Compared to the big market run up last year post-election, this year trading has been pretty dull
The trading environment is decidedly less exciting than it was during last year’s post-election rally, as JPMorgan Chase ‘s chief financial officer points out.
Revenue from sales and trading at the bank is running 15 percent lower so far in the fourth quarter compared to this point in the same period last year, Marianne Lake told an audience at the Goldman Sachs financial services conference on Tuesday.
“The volatility remains pretty low across the spectrum,” she said in response to a question about the trading business. It “hasn’t been that exciting.” Markets revenue in JPMorgan’s investment bank for the full fourth quarter of 2016 was $5.7 billion.
The reverse trend is true of investment banking, she noted, where activity levels have been high, “up high single-digits.”
JPMorgan Chase is mulling how to assist customers who want to trade bitcoin futures, which is something being rolled out in the coming weeks at CBOE, CME and, ultimately, Nasdaq. The largest U.S. bank’s CEO, Jamie Dimon, has publicly derided bitcoin as a “fraud” but Lake’s public comments have been more measured.

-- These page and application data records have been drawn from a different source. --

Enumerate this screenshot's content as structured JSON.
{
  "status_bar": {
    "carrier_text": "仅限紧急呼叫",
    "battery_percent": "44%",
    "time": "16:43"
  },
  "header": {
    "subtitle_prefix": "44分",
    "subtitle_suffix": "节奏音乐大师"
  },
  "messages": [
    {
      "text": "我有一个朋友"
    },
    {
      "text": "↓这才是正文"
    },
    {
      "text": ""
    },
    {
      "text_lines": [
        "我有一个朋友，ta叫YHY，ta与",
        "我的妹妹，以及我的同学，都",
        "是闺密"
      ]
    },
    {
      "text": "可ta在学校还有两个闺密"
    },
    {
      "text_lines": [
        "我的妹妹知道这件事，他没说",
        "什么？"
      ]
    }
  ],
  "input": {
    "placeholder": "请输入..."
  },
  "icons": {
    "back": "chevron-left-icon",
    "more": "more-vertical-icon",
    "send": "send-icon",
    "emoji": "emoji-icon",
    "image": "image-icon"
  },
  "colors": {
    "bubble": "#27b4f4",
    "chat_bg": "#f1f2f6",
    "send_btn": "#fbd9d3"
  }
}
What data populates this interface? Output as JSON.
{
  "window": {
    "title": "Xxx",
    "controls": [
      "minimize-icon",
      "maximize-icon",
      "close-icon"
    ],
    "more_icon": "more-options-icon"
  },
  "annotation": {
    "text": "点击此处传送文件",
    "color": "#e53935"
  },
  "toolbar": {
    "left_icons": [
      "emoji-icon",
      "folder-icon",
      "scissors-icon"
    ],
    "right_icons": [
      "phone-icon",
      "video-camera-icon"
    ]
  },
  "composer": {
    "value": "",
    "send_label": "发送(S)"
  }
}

The firm, she said earlier this year, is “open-minded” to the potential uses of the digital currency.